WASHINGTON — The Democratic Party’s hierarchy on Saturday acknowledged the “perceived influence” of insiders over voters in picking a presidential nominee, but don’t know yet how to settle an issue that bedeviled the bitter nomination fight between Hillary Clinton and Bernie Sanders in 2016.
At issue is the role of Democratic National Committee members, elected officials and other party dignitaries — known collectively superdelegates. They overwhelmingly favored Clinton, who won the nomination, though her wide advantage among this group ultimately saddled her with charges of favoritism.
The DNC, at their winter meeting, approved language that simply committed the party to reducing the “perceived influence” of those party leaders in the nominating process, a goal that both Clinton and Sanders endorsed during the 2016 convention.
How to do that — the DNC didn’t say. The next chance comes this summer when a party committee digs into the matter again.
The dispute pits those Democrats who want to tie the nomination more exclusively to the voters’ preferences and veteran party hands who want to maintain their sway and status in presidential politics.
The DNC chairman, Tom Perez, insists the party “will improve the democratic process” before 2020.

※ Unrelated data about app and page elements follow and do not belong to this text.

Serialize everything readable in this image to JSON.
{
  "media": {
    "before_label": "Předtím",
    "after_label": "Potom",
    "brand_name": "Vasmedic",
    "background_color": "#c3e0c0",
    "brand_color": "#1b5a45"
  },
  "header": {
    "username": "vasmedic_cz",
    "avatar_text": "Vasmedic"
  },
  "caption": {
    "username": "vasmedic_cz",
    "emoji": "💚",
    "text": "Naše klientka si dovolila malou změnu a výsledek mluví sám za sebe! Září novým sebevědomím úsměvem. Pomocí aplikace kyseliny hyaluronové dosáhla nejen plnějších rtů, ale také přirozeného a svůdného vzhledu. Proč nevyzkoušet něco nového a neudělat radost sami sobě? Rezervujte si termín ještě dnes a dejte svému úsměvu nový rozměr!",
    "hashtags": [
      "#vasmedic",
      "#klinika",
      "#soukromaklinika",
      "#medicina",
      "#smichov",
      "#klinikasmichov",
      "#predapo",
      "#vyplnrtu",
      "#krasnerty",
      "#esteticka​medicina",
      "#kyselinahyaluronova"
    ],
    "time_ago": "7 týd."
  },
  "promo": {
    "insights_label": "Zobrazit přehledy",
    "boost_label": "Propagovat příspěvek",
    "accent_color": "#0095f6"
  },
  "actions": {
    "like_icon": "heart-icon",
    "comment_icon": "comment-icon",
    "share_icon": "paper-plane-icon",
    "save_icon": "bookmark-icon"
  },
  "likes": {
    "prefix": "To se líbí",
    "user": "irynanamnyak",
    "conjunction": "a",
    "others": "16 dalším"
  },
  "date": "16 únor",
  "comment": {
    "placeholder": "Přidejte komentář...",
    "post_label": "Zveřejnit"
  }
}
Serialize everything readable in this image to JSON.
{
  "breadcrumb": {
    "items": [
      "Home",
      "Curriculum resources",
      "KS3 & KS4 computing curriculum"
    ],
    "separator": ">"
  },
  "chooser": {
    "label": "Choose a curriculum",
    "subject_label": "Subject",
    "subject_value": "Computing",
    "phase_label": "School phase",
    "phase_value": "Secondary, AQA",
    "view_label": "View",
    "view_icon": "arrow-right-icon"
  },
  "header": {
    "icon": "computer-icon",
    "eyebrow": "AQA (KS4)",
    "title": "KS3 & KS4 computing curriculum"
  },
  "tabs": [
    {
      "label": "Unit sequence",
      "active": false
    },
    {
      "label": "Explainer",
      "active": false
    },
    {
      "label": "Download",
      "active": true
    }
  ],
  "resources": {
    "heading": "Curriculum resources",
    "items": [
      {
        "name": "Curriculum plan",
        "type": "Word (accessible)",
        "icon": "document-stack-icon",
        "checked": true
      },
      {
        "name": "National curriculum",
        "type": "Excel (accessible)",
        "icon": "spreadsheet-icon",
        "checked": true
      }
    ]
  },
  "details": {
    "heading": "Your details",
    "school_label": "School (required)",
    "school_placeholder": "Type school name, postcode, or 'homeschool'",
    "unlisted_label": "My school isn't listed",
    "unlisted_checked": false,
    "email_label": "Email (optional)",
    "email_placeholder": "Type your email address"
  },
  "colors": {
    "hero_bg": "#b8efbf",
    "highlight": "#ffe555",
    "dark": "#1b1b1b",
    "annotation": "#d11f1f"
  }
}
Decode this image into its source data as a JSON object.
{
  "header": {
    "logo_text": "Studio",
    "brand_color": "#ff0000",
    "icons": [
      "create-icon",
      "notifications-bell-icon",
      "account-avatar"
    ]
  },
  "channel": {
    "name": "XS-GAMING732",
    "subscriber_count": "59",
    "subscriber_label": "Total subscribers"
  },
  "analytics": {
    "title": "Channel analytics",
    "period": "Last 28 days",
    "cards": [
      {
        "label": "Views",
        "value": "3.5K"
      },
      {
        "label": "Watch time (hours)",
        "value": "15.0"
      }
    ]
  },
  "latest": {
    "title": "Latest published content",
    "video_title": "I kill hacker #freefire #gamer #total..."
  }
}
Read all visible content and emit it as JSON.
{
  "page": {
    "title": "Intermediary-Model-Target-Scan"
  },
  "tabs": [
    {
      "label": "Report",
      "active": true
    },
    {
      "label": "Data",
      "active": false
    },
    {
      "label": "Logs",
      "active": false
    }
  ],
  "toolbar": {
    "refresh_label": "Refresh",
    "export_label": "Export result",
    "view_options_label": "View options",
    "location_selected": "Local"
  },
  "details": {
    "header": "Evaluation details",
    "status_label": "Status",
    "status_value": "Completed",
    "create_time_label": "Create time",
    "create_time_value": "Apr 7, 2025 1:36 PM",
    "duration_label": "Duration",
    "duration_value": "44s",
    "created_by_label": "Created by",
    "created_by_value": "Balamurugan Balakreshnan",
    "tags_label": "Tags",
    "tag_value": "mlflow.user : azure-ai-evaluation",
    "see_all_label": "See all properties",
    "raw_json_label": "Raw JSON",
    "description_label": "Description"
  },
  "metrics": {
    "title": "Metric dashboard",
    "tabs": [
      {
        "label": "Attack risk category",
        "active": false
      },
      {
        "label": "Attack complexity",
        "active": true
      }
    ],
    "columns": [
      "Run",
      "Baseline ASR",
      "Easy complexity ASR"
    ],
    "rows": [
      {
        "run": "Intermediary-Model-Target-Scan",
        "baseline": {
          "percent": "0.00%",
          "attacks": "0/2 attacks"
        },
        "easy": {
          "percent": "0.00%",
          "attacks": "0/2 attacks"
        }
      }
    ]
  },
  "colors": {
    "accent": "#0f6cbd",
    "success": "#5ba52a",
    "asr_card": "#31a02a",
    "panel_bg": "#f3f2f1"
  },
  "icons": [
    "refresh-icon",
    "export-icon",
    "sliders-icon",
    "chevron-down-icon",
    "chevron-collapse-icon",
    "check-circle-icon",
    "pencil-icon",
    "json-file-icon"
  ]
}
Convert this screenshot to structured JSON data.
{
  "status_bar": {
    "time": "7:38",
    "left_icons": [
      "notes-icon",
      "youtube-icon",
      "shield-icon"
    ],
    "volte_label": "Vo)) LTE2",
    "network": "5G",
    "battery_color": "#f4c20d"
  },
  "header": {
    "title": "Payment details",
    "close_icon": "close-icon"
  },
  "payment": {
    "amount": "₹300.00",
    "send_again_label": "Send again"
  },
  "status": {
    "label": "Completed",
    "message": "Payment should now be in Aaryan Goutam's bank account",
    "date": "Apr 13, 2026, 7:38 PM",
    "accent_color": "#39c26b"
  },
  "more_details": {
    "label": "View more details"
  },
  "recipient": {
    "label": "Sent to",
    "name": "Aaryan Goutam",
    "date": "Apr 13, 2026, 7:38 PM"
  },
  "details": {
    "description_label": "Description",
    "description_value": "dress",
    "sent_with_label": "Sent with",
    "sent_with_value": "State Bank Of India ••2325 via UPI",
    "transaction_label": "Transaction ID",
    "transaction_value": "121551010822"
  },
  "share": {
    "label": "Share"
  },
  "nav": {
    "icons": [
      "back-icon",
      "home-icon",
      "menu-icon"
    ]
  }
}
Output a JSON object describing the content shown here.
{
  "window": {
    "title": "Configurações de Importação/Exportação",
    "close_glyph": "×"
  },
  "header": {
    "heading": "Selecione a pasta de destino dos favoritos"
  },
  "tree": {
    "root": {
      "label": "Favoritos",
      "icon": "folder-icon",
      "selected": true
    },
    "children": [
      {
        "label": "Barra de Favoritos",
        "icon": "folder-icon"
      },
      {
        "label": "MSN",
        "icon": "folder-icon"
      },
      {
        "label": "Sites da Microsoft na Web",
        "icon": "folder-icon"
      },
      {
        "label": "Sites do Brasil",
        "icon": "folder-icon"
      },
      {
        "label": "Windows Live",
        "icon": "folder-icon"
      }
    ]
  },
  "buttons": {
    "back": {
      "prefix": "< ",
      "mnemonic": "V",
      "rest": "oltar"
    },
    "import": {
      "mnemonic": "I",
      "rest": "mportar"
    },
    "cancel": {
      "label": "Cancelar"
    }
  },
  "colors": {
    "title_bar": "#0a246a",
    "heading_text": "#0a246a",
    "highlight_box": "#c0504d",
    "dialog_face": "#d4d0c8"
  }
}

Along with changing superdelegate rules, the party is promising to retool of its system of nominating caucuses and primaries, with the goal of making them more accessible to voters, including newcomers to Democratic politics.
Perez frames the overall effort as necessary to prevent the resentments that weighed down Clinton in 2016.
“If we’re going to win elections, you’ve got to earn the trust of voters, and many voters had a crisis of confidence in the Democratic Party,” Perez told The Associated Press, adding that the notion of DNC players “putting their thumb on the scale” had “a lot of negative consequences.”
Superdelegates are convention delegates by virtue of some official post: DNC members, governors, members of Congress, party elders including past presidents and vice presidents, former national party leaders. Unlike pledged delegates whose ties to a specific candidate are mandated by the results of primaries and caucuses, superdelegates get to vote as they please.
At the 2016 convention, unpledged superdelegates accounted for about 15 percent of the all presidential nominating votes.
Clinton almost certainly wouldn’t have needed any of them to become the nominee. She won at least 3 million more primary votes than Sanders nationally, giving her a clear lead among pledged delegates who made up the overwhelming majority of the votes at the Philadelphia convention.
Sanders’ backers, however, cried foul over her strategy to rack up early superdelegate endorsements and claim a significant delegate lead before any primary or caucus ballots were cast. Adding to their outage was the postelection confirmation by longtime party players that the DNC made fundraising deals with Clinton’s campaign before she was the nominee.
Some DNC members want to bar superdelegates altogether from the first convention ballot. That would mean a candidate would win the nomination with a majority of pledged delegates who are bound by voters’ preferences.
More privately, other DNC members defend the existing system, saying they’ve earned the right through years of work in the party to have the freedom to vote how they please at the convention.
A special party commission last fall recommended a compromise.
The group, appointed by Sanders, Clinton and Perez, proposed tying most DNC members’ nominating votes on the first convention ballot to the primary and caucus results. But elected officials who are convention delegates would retain their unpledged status. That irritated state party leaders who don’t want elected officials to get special treatment.
The DNC’s Rules and Bylaws Committee set aside that framework this week, opting instead for the generic endorsement of reducing superdelegates’ “perceived influence.” The committee will take up the matter again this summer.
Washington state’s chairwoman, Tina Podlodowski, said any system that leaves unpledged superdelegates in place would expose the 2020 nominee to charges of illegitimacy, fair or not. “Take everybody out of the first ballot,” Podlodowski said. “Make it fair and transparent. I don’t want to spend the next two years having to explain and defend this process.”